PM António Costa has been accused of rank hypocrisy over comments he made at a political rally in Matosinhos over the weekend.
The 60-year-old secretary-general of the PS Socialist Party has been indefatigable in supporting candidates for the upcoming elections. His hectic schedule has seen him delivering rabble-rousing speeches the length and breadth of the country – but the fervour to curry favour among the electorate seems to have dimmed his memory.
On Sunday he accused energy company GALP of “total social insensitivity” for closing down its refinery in Matosinhos.
“I have no fear in saying: the process by GALP in Matosinhos is an example of everything that should not be done by a company that is responsible. It is difficult to imagine so much nonsense, no much stupidity, so much irresponsibility, such lack of solidarity …Whoever behaves in this way has to be given a lesson as an example to other companies,” he thundered.
The trouble with all the finger-wagging and righteous harping is that Mr Costa neatly sidestepped the fact that the government had a shareholding in the refinery, and could easily have done something to alter the course of Galp’s devastating actions.
As jornal i explains, in May “António Costa didn’t heap such criticism on the closure”. He actually described it as “an enormous gain for the reduction of emissions” – as well admittedly as “an enormous problem due to the necessity of guaranteeing employment for everyone working there”.
According to Jerónimo de Sousa, the PCP leader, Mr Costa’s government not only COULD have stepped into the situation, it point-blank refused to do so.
“In July last year, the PS vetoed our proposal to block collective dismissals at GALP, and never backed the measures we proposed to stop the closure of the refinery”, he told a party rally in Olhão.
In short – as almost every political opponent has stressed – António Costa displayed the kind of tinpot hypocrisy that has become so characteristic of today’s political leaders.
Historian Raquel Varela tells Jornal i that in her opinion, the PM has flagrantly “discredited politics”.

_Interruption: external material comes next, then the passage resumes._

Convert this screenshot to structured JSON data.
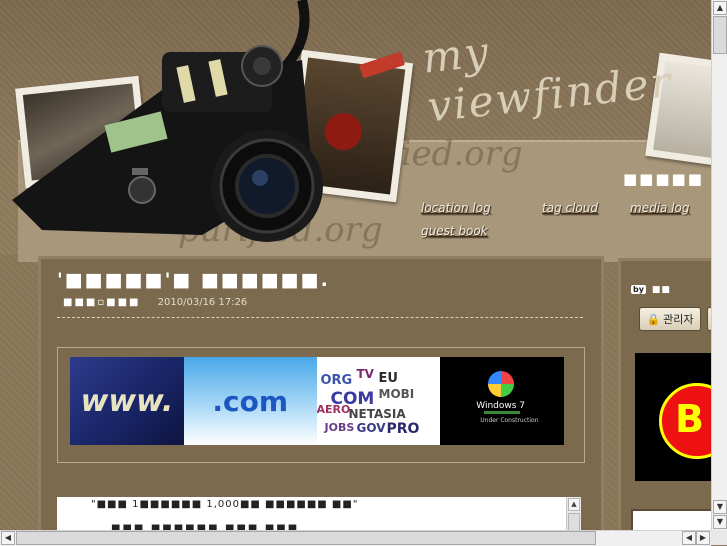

His comments were “deeply opportunistic” in that he had every chance to act, but did not act – and then tried pointing the finger in order to insinuate himself into the camp of a disillusioned workforce.
“Costa made these declarations because he was in Matosinhos, certainly in front of some people who had lost their jobs at the refinery”, she explains. “If he had been in Lisbon, in front of environmentalists, he would have said the refinery was closed for issues of energetic transition…”
As the paper concedes: António Costa is so heavily under fire right now “he cannot lift his head. Bullets are coming from every direction. The left as much as the right have reacted furiously to his declarations” as well as the 1,600 workers “who in vain called on the government to intercede”.
Indeed, workers have described themselves as “stupified” by the PM’s commentary.
As for GALP – and the threat of that ‘exemplary lesson’ coming its way – the company hasn’t raised a murmur.